Systinet announced a new CEO and a slew of products geared to solidify its
status as a provider of distributed computing software, a move that positions the company to take advantage of the hot service-oriented architecture sector.
The Cambridge, Mass., company, which also banked $10.5 million in financing
led by Warburg Pincus, lured Thomas Erickson from webMethods
as CEO. Erickson, an executive with expertise in Web services
and application integration, will replace CEO and Founder Roman Stanek, who
will become chief strategy office for the privately-held concern.
Systinet said in a press statement that Erickson will steer the small
company as it makes an aggressive charge at wrangling market share from
other companies fielding SOAs
that often employ Web services
integrate their numerous applications.
The deal comes at a time when many enterprises in such lucrative fields as
financial services, insurance and retail are asking for a more simplified,
Erickson must guide Systinet, known primarily as a developer of Web services

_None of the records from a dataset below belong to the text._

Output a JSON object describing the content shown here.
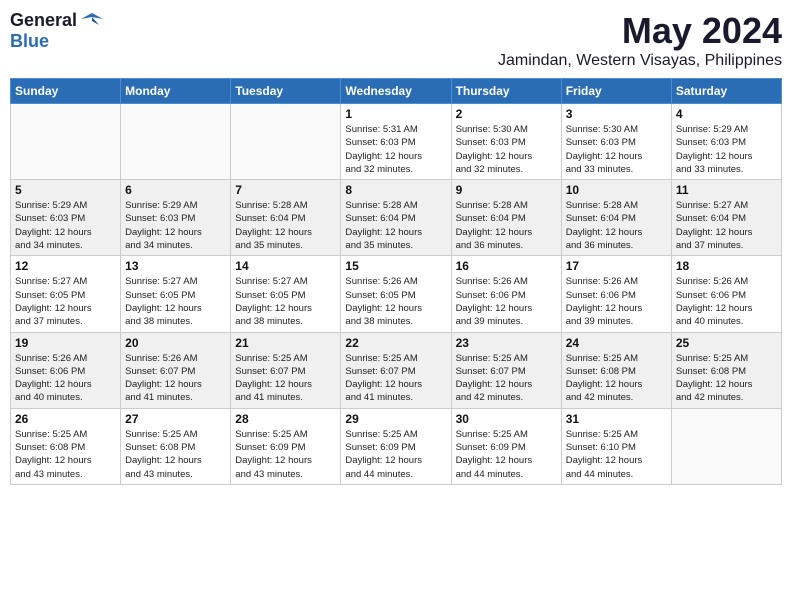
{
  "logo": {
    "general": "General",
    "blue": "Blue"
  },
  "title": {
    "month": "May 2024",
    "location": "Jamindan, Western Visayas, Philippines"
  },
  "days_of_week": [
    "Sunday",
    "Monday",
    "Tuesday",
    "Wednesday",
    "Thursday",
    "Friday",
    "Saturday"
  ],
  "weeks": [
    {
      "row_bg": "light",
      "days": [
        {
          "num": "",
          "info": ""
        },
        {
          "num": "",
          "info": ""
        },
        {
          "num": "",
          "info": ""
        },
        {
          "num": "1",
          "info": "Sunrise: 5:31 AM\nSunset: 6:03 PM\nDaylight: 12 hours\nand 32 minutes."
        },
        {
          "num": "2",
          "info": "Sunrise: 5:30 AM\nSunset: 6:03 PM\nDaylight: 12 hours\nand 32 minutes."
        },
        {
          "num": "3",
          "info": "Sunrise: 5:30 AM\nSunset: 6:03 PM\nDaylight: 12 hours\nand 33 minutes."
        },
        {
          "num": "4",
          "info": "Sunrise: 5:29 AM\nSunset: 6:03 PM\nDaylight: 12 hours\nand 33 minutes."
        }
      ]
    },
    {
      "row_bg": "dark",
      "days": [
        {
          "num": "5",
          "info": "Sunrise: 5:29 AM\nSunset: 6:03 PM\nDaylight: 12 hours\nand 34 minutes."
        },
        {
          "num": "6",
          "info": "Sunrise: 5:29 AM\nSunset: 6:03 PM\nDaylight: 12 hours\nand 34 minutes."
        },
        {
          "num": "7",
          "info": "Sunrise: 5:28 AM\nSunset: 6:04 PM\nDaylight: 12 hours\nand 35 minutes."
        },
        {
          "num": "8",
          "info": "Sunrise: 5:28 AM\nSunset: 6:04 PM\nDaylight: 12 hours\nand 35 minutes."
        },
        {
          "num": "9",
          "info": "Sunrise: 5:28 AM\nSunset: 6:04 PM\nDaylight: 12 hours\nand 36 minutes."
        },
        {
          "num": "10",
          "info": "Sunrise: 5:28 AM\nSunset: 6:04 PM\nDaylight: 12 hours\nand 36 minutes."
        },
        {
          "num": "11",
          "info": "Sunrise: 5:27 AM\nSunset: 6:04 PM\nDaylight: 12 hours\nand 37 minutes."
        }
      ]
    },
    {
      "row_bg": "light",
      "days": [
        {
          "num": "12",
          "info": "Sunrise: 5:27 AM\nSunset: 6:05 PM\nDaylight: 12 hours\nand 37 minutes."
        },
        {
          "num": "13",
          "info": "Sunrise: 5:27 AM\nSunset: 6:05 PM\nDaylight: 12 hours\nand 38 minutes."
        },
        {
          "num": "14",
          "info": "Sunrise: 5:27 AM\nSunset: 6:05 PM\nDaylight: 12 hours\nand 38 minutes."
        },
        {
          "num": "15",
          "info": "Sunrise: 5:26 AM\nSunset: 6:05 PM\nDaylight: 12 hours\nand 38 minutes."
        },
        {
          "num": "16",
          "info": "Sunrise: 5:26 AM\nSunset: 6:06 PM\nDaylight: 12 hours\nand 39 minutes."
        },
        {
          "num": "17",
          "info": "Sunrise: 5:26 AM\nSunset: 6:06 PM\nDaylight: 12 hours\nand 39 minutes."
        },
        {
          "num": "18",
          "info": "Sunrise: 5:26 AM\nSunset: 6:06 PM\nDaylight: 12 hours\nand 40 minutes."
        }
      ]
    },
    {
      "row_bg": "dark",
      "days": [
        {
          "num": "19",
          "info": "Sunrise: 5:26 AM\nSunset: 6:06 PM\nDaylight: 12 hours\nand 40 minutes."
        },
        {
          "num": "20",
          "info": "Sunrise: 5:26 AM\nSunset: 6:07 PM\nDaylight: 12 hours\nand 41 minutes."
        },
        {
          "num": "21",
          "info": "Sunrise: 5:25 AM\nSunset: 6:07 PM\nDaylight: 12 hours\nand 41 minutes."
        },
        {
          "num": "22",
          "info": "Sunrise: 5:25 AM\nSunset: 6:07 PM\nDaylight: 12 hours\nand 41 minutes."
        },
        {
          "num": "23",
          "info": "Sunrise: 5:25 AM\nSunset: 6:07 PM\nDaylight: 12 hours\nand 42 minutes."
        },
        {
          "num": "24",
          "info": "Sunrise: 5:25 AM\nSunset: 6:08 PM\nDaylight: 12 hours\nand 42 minutes."
        },
        {
          "num": "25",
          "info": "Sunrise: 5:25 AM\nSunset: 6:08 PM\nDaylight: 12 hours\nand 42 minutes."
        }
      ]
    },
    {
      "row_bg": "light",
      "days": [
        {
          "num": "26",
          "info": "Sunrise: 5:25 AM\nSunset: 6:08 PM\nDaylight: 12 hours\nand 43 minutes."
        },
        {
          "num": "27",
          "info": "Sunrise: 5:25 AM\nSunset: 6:08 PM\nDaylight: 12 hours\nand 43 minutes."
        },
        {
          "num": "28",
          "info": "Sunrise: 5:25 AM\nSunset: 6:09 PM\nDaylight: 12 hours\nand 43 minutes."
        },
        {
          "num": "29",
          "info": "Sunrise: 5:25 AM\nSunset: 6:09 PM\nDaylight: 12 hours\nand 44 minutes."
        },
        {
          "num": "30",
          "info": "Sunrise: 5:25 AM\nSunset: 6:09 PM\nDaylight: 12 hours\nand 44 minutes."
        },
        {
          "num": "31",
          "info": "Sunrise: 5:25 AM\nSunset: 6:10 PM\nDaylight: 12 hours\nand 44 minutes."
        },
        {
          "num": "",
          "info": ""
        }
      ]
    }
  ]
}
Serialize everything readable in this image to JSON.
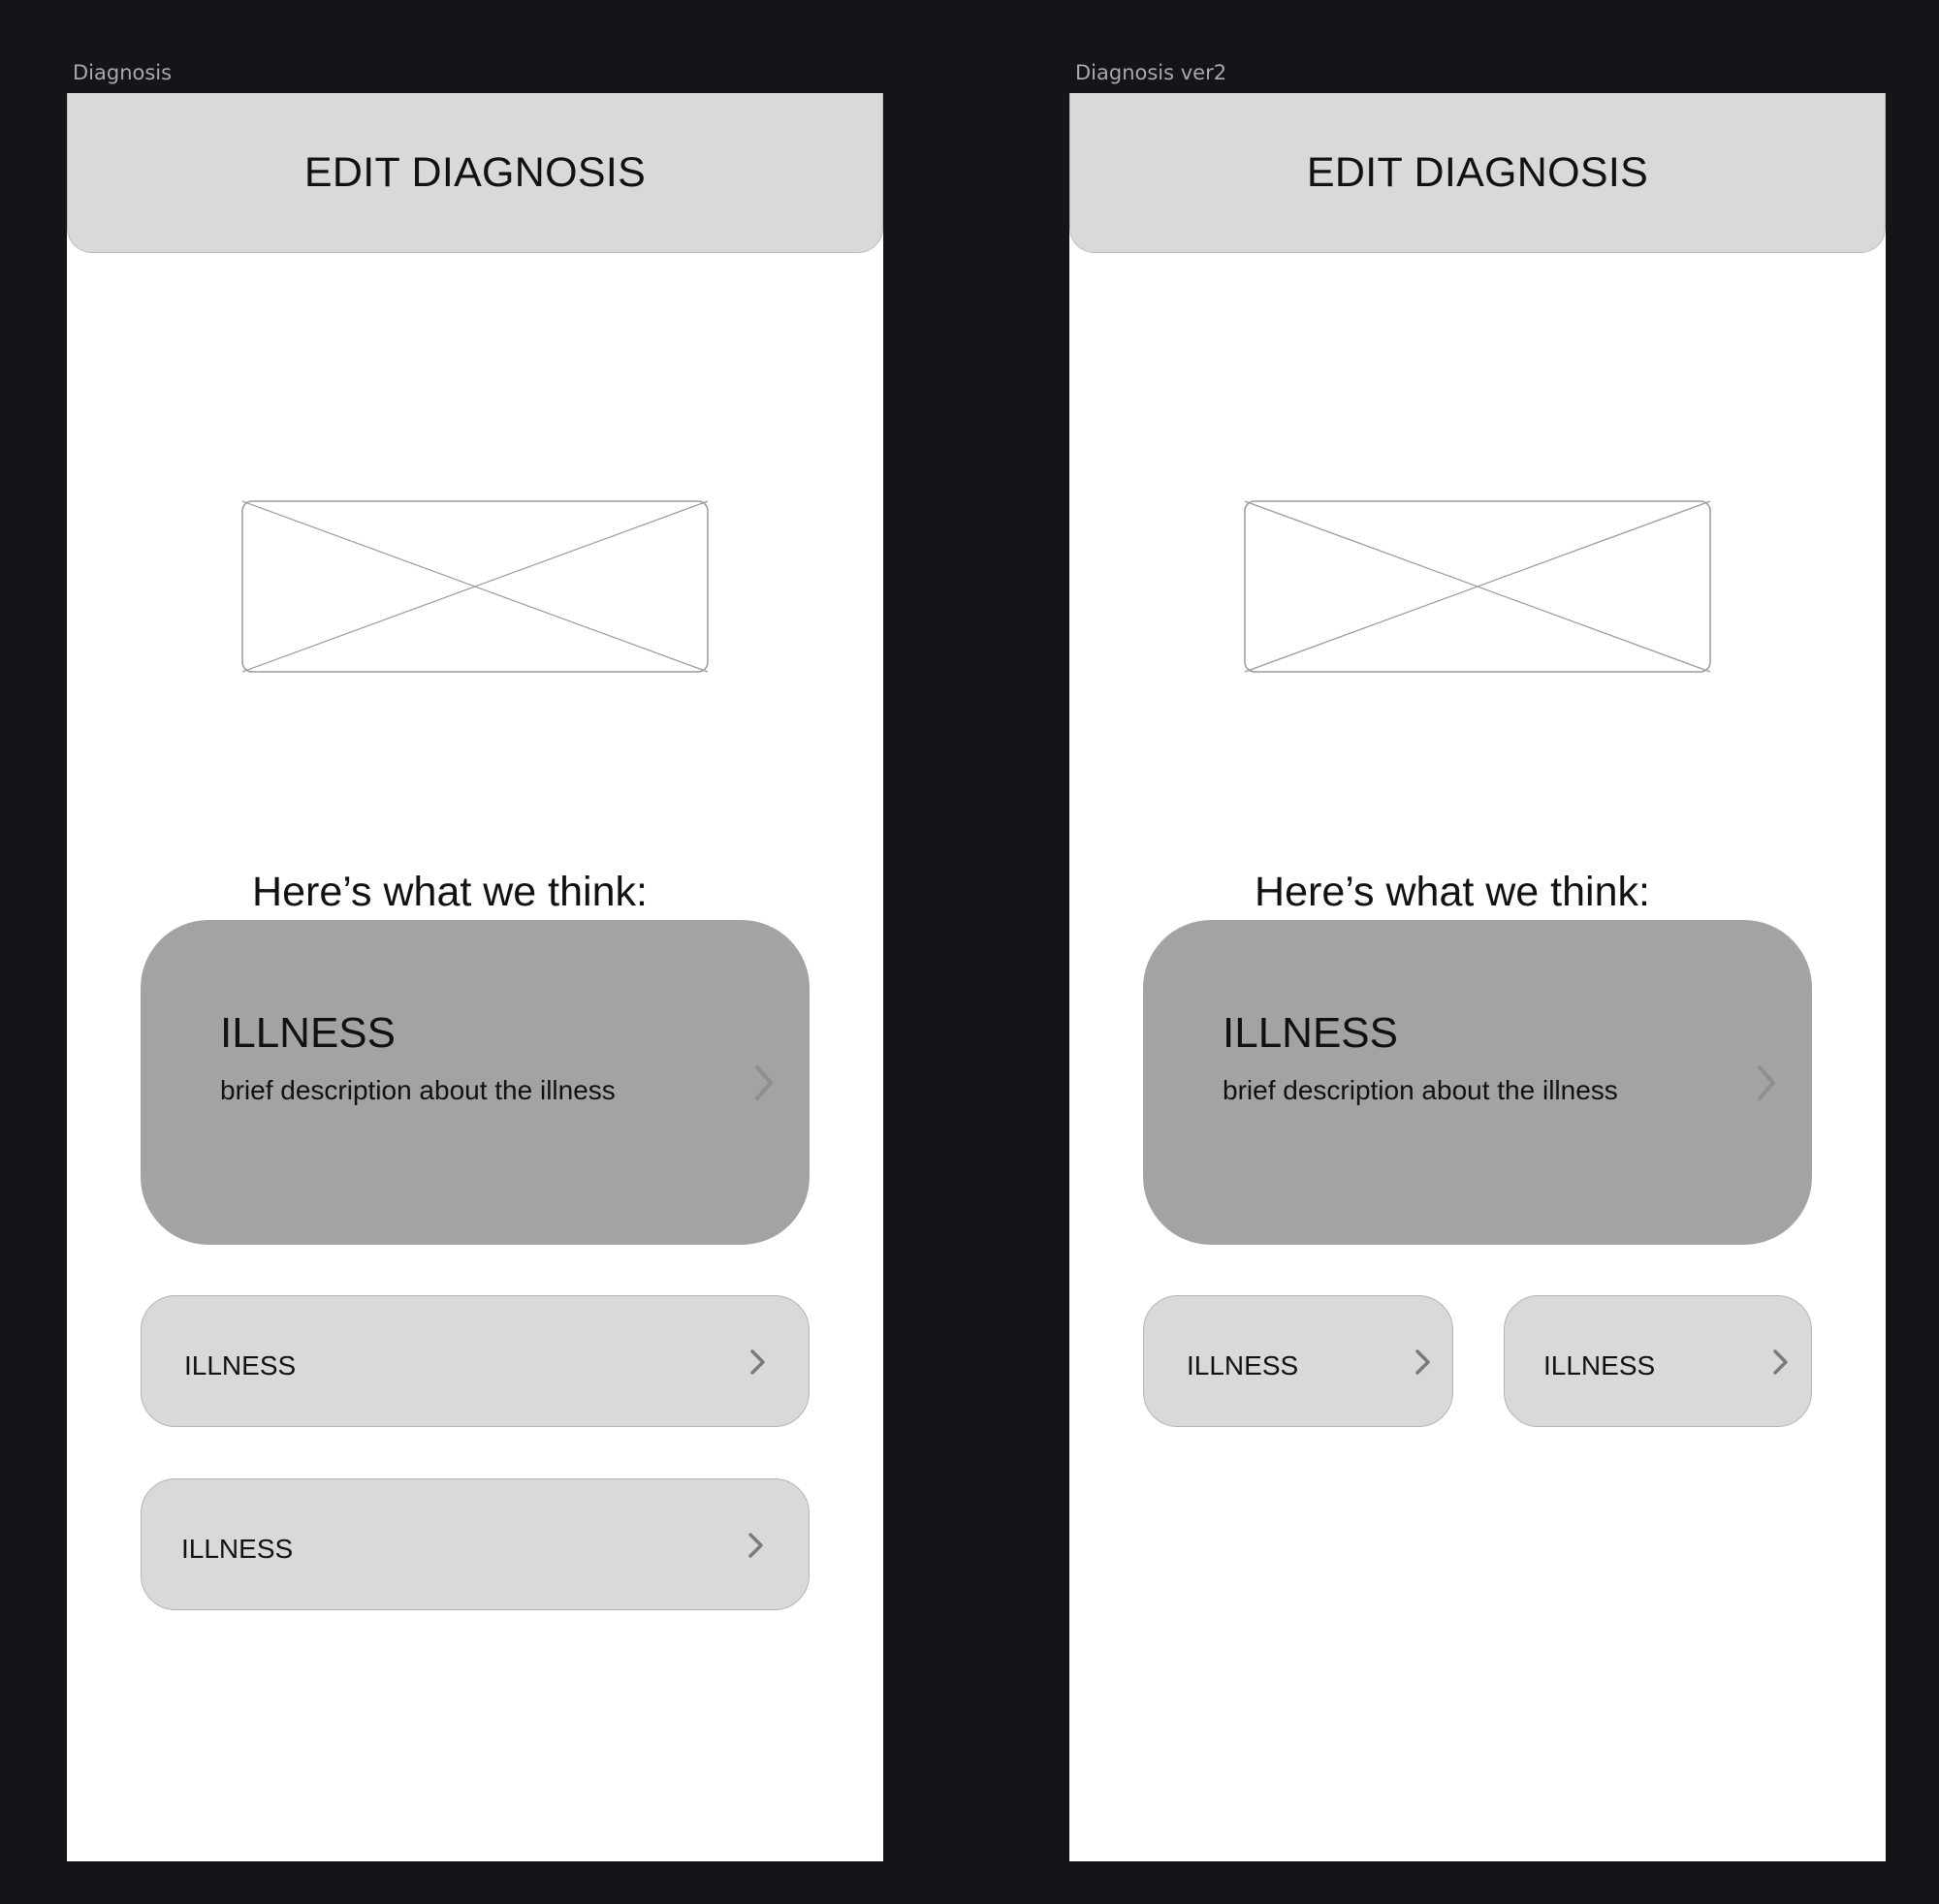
{
  "frames": [
    {
      "label": "Diagnosis",
      "header_title": "EDIT DIAGNOSIS",
      "subtitle": "Here’s what we think:",
      "main_card": {
        "title": "ILLNESS",
        "description": "brief description about the illness"
      },
      "options": [
        {
          "label": "ILLNESS"
        },
        {
          "label": "ILLNESS"
        }
      ]
    },
    {
      "label": "Diagnosis ver2",
      "header_title": "EDIT DIAGNOSIS",
      "subtitle": "Here’s what we think:",
      "main_card": {
        "title": "ILLNESS",
        "description": "brief description about the illness"
      },
      "options": [
        {
          "label": "ILLNESS"
        },
        {
          "label": "ILLNESS"
        }
      ]
    }
  ],
  "icons": {
    "option_arrow": "chevron-right-icon",
    "image_placeholder": "image-placeholder-icon"
  },
  "colors": {
    "canvas": "#141518",
    "frame": "#ffffff",
    "header": "#d9d9d9",
    "main_card": "#a3a3a3",
    "option_pill": "#d9d9d9",
    "chevron": "#7a7a7a"
  }
}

in global sales, marketing, services and R&D to compete with other SOA
providers, both large and small.
and BEA Systems
are the big fish in the pond, but Systinet will likely compete with Amberpoint,
Actional, Infravio, Cape Clear and a raft of other smaller vendors itching to grab pieces of the SOA and Web services pie.
consolidation to continue until the sector is whittled down to a few strong rivals.
To help jumpstart its new focus, Systinet unveiled new development products that will serve as building blocks for SOAs, including the new Gateway 1.0, and
the latest, SOA-enabled versions of Systinet UDDI Registry 5.0 and Systinet
Server for Java 5.0 and C++ 5.0.
According to Systinet, Gateway 1.0 allows proprietary message-oriented
middleware (MOM) products, such as TIBCO Rendezous, IBM WebSphereMQ
(formerly MQ Series), SonicMQ to support any standards-based Web services
endpoint. Beginning at $25,000 per CPU, Gateway 1.0 supports reliable
communications, message persistence and multiple messaging patterns, along
with interoperability with application servers including Microsoft .NET, BEA
WebLogic, and Apache AXIS.
At $10,000 per CPU, UDDI Registry 5.0 makes it possible for developers to
discover and reuse Web services. Systinet Server for Java 5.0 (formerly WASP
Server for Java), is a server used for writing Java Web services, for $2,000
per CPU. Also for $2,000, Systinet Server for C++ 5.0 (formerly WASP Server
for C++), is a Web services server for C/C++ applications and includes full
support for WS-Security.
All of the software development packages are available now and support Web
services for multiple messaging-oriented middleware (MOM), the latest UDDI
Version 3 spec, and standards like WS-ReliableMessaging to facilitate
interoperability in Web services.
Systinet, whose customers include Societe Generale, Motorola and the U.S.
Department of Defense, is one of many vendors and organizations making enter
prise software announcements from the Gartner Application Integration and
Web Services Summit in Los Angeles Tuesday.
For example, the Web Services Interoperability organization published a draft of its Basic Security Profile 1.0, which is considered vital to
facilitating adoption of Web services and SOAs.